Report On ‘Congestion’ Tolls Expected To Heat Up Connecticut Debate [Hartford Courant]

March 6, 2015

Article as it appeared in the Hartford Courant

HARTFORD — Highway toll advocates and opponents are bracing for a public relations battle in early spring when consultants report on whether Connecticut should try to charge “congestion pricing” tolls on I-91 and I-84.

The consultant, CDM Smith, is expected to tell lawmakers in the next one to two months how much all-electronic tolls would cost, how much revenue they would bring in, and whether drivers would divert to side streets to escape the cost.

The General Assembly and Gov. Dannel P. Malloy will then face a choice: Seek a federal waiver to allow Connecticut to put up tolls on those two highways, pursue some other option, such as border tolls, or drop the idea altogether. If lawmakers want to act this year, they may have only a month or two between the release of the CDM Smith reports and the end of the legislative session.

The CDM Smith studies will focus on “congestion pricing” tolls, which are usually used to manage traffic at overloaded spots on highways, as well as to generate revenue. Such tolls are put on one lane where drivers may pay to get a faster trip; the other lanes, without tolls, would have more cars and move more slowly. Congestion pricing in other states is usually used near metropolitan centers, and the variable rates are set highest at rush hours and lowest at low-traffic times, such as weekends or late nights.

Since all-electronic tolling requires only an overhead gantry, transponders and cameras, there would be no delays when prices are raised or lowered — just a notification on an electronic sign.

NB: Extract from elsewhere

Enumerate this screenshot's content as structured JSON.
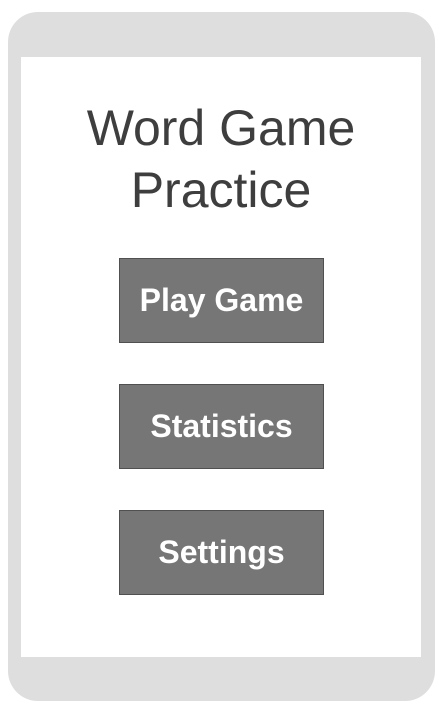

A contingent of Republican legislators is adamant that Connecticut should drop the toll idea altogether, and Sen. Toni Boucher, R-Wilton, recently worked with colleagues from the Danbury area to organize a wave of “vote no on tolls” emails to the Transportation Committee. Hundreds of messages poured in last week, running overwhelming against tolls.

“The public is weighing in on this issue in a big way,” Boucher said in a statement late last week.

Boucher posted an online survey supposedly to measure public opinion about border tolls, but it included a link to an anti-toll petition after the sentence, “If you have already made up your mind and adamantly oppose border tolls please sign our petition by clicking here.”

Boucher’s survey acknowledged that an “enhanced” gas tax could be one alternative, but made no mention of new sales taxes, tax surcharges or other options that various states have used in the past couple of years. Deteriorating highways, bridges and transit systems and stagnant revenues have driven a number of states, including Florida, Texas and Missouri, to either expand existing toll systems or propose new taxes dedicated to transportation.

“I have preliminary survey results conducted by my office that reveal that 82.5 percent of constituents from my part of the state are against border tolls, 12 percent are in favor and the other 5.5 percent are undecided,” according to Boucher, the top Republican on the Transportation Committee.

Rep. Tony Guerrera, D-Rocky Hill, said it’s not surprising that a survey would get negative responses when voters are asked if they want to pay more. But with billions of dollars of overdue maintenance projects, a nearly bankrupt Special Transportation Fund and no real hope of new federal money, the state simply can’t keep delaying and postponing, he said.

“I keep saying ‘Show me a better way to pay for this,’ and they keep saying nothing,” Guerrera said. “I understand people don’t want to pay more. But doing nothing just isn’t an option any more. And if we can get out-of-state drivers to pay 75 percent of the cost by using tolls, that seems a lot better for Connecticut than raising some other tax.”

Guerrera said he’s committed to trying to get some form of toll bill through his committee this session. His preference is to levy tolls on I-91, I-95, I-84 and I-395 where they enter Connecticut, a system known as border tolls. He said Connecticut residents near those borders could get some form of rebate or tax break to compensate for some of their expenses if they commute daily to jobs across the border.

Opponents such as Sen. John Kissel, R-Enfield, warn that targeting border traffic would send toll-dodgers onto already congested local streets.

“Border tolls would turn Greater Enfield’s roadways into parking lots,” Kissel said Tuesday. “What do you think Route 5, Route 75, Route 159 or other roads will look like after you put up $3, $5 or even $7 tolls? Think of the traffic during the Big E, and multiply that by 10. That’s what you’ll see in Enfield, Granby, Somers, and Suffield as people avoid the I-91 tolls.”

Guerrera and other toll advocates say that concern is overstated, and note that tolling is common in more than 30 other states. New technology lets drivers maintain highway speed and never stop or slow for the toll, so the prospect of hundreds of cars and trucks trying to escape traffic by taking local roads just isn’t realistic, they say.

Connecticut is one of 15 states pursuing a federal pilot program that could allow tolling on highways where it has traditionally been prohibited. The state commissioned CDM Smith more than a year ago to perform the federally funded studies, and will use the conclusions when deciding if — or how — to seek federal permission to actually install tolls.